■ THE TASK:
Copy each line below containing "text".

========

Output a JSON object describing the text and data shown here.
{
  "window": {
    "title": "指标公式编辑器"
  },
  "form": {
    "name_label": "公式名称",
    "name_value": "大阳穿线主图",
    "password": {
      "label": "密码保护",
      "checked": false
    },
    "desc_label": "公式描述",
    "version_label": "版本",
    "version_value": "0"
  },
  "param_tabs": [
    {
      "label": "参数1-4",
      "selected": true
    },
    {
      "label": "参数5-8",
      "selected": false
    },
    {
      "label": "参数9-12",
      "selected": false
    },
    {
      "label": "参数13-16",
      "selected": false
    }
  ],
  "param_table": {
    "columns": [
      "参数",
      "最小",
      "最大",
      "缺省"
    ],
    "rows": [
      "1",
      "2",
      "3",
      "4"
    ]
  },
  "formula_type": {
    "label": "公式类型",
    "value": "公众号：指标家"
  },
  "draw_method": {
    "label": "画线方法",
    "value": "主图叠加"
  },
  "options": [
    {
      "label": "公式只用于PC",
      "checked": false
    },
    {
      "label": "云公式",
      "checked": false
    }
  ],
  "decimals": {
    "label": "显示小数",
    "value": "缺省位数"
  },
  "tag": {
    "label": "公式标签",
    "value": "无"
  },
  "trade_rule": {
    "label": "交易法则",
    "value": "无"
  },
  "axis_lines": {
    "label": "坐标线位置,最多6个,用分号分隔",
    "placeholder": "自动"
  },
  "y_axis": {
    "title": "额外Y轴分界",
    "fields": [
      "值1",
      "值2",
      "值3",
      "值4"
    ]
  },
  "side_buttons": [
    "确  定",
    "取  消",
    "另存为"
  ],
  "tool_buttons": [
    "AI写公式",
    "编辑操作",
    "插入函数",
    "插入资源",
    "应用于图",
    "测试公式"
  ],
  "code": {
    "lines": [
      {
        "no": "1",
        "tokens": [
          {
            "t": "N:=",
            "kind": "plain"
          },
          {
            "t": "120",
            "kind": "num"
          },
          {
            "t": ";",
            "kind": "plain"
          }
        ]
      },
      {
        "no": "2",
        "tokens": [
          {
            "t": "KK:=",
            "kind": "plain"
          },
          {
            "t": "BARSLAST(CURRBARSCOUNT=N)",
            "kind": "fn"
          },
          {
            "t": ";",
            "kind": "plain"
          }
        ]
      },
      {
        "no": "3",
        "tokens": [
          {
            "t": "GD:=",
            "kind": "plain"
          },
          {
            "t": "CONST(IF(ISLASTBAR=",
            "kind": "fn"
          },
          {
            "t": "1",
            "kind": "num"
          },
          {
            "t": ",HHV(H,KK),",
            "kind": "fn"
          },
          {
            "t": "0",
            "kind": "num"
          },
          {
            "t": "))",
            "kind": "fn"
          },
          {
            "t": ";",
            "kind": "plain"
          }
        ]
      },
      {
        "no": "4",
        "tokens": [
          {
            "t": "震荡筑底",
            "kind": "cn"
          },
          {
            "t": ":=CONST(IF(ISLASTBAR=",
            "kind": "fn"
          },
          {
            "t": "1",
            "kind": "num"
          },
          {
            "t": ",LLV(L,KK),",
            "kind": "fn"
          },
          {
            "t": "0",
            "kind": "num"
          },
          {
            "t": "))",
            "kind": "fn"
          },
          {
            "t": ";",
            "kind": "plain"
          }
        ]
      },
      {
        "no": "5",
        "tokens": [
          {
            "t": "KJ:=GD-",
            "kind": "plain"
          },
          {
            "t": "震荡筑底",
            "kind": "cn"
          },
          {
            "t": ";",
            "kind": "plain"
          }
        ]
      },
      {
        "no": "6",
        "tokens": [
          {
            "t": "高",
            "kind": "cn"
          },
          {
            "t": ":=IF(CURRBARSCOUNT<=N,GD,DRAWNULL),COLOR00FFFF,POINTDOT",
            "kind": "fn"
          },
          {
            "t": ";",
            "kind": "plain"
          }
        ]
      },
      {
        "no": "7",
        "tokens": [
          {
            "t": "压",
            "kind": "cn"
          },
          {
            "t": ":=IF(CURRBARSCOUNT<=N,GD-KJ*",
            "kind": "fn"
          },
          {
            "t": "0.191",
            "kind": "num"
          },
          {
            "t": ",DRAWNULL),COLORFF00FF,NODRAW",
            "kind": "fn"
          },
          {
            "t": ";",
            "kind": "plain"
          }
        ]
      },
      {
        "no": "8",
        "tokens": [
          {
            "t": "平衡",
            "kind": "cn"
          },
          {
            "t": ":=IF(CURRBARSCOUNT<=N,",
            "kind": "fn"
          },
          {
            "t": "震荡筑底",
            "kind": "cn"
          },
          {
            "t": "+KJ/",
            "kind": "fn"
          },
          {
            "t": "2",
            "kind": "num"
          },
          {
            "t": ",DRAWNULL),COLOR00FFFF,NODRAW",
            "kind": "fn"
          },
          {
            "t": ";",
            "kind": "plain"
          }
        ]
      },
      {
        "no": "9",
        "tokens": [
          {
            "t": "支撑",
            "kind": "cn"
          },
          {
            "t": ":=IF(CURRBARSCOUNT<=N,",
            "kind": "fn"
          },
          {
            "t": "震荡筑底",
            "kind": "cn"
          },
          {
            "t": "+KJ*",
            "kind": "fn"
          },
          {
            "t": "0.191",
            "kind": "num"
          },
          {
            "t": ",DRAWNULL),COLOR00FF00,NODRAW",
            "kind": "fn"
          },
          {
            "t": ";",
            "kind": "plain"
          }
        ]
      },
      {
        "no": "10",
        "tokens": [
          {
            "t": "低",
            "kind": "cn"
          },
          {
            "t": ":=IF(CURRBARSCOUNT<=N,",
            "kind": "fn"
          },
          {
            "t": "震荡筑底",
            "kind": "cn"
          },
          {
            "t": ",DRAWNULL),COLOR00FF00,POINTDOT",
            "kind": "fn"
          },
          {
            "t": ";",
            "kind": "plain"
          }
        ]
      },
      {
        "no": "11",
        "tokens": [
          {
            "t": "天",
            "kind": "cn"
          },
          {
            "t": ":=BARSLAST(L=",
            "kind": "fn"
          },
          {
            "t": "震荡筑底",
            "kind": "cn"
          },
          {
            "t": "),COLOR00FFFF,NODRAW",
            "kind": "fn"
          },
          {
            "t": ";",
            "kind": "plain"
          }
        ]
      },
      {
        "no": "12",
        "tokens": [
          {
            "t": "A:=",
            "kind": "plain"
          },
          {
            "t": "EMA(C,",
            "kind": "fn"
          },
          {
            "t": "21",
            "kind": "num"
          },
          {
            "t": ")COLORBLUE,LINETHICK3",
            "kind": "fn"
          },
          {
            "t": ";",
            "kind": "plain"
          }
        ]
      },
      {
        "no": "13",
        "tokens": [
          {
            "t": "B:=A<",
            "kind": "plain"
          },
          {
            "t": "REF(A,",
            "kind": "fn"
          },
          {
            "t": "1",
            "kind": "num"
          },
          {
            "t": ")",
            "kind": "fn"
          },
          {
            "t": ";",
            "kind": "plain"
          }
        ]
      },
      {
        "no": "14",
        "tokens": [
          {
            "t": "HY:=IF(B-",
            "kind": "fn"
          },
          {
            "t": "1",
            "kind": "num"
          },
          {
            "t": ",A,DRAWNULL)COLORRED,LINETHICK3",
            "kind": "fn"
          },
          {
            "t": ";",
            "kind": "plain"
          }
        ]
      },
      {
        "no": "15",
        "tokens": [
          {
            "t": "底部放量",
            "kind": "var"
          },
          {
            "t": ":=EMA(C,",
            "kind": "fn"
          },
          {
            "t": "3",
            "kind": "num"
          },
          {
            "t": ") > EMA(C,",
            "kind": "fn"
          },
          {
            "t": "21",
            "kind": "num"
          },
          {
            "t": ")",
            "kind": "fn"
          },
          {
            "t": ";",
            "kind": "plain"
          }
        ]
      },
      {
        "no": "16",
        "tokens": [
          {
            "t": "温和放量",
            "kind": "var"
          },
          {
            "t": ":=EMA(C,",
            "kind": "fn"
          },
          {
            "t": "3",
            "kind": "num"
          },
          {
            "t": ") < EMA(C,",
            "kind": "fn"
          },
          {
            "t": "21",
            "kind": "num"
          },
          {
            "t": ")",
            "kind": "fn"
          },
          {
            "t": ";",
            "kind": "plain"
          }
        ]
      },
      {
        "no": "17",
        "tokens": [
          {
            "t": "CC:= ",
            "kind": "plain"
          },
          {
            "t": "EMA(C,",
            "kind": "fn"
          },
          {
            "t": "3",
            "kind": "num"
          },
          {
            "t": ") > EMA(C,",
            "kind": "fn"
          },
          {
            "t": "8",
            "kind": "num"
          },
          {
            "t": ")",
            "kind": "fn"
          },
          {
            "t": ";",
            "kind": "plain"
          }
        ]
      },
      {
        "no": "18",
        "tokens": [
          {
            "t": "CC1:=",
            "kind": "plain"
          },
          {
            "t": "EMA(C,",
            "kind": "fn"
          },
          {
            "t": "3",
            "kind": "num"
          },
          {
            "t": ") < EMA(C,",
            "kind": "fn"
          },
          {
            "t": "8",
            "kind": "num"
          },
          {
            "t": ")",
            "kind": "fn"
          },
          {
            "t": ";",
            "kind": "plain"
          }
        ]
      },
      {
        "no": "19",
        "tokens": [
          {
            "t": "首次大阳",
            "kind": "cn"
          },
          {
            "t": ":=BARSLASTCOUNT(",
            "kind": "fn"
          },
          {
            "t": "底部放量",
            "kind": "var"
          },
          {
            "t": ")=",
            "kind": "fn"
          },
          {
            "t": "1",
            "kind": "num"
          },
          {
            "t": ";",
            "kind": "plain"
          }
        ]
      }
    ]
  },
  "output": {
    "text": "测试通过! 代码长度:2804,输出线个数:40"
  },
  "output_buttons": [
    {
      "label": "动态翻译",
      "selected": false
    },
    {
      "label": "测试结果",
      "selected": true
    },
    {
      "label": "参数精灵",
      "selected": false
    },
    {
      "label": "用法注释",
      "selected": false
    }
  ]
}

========

■ TASK RESULT:
Output a JSON object describing the text and data shown here.
    "text": "测试通过! 代码长度:2804,输出线个数:40"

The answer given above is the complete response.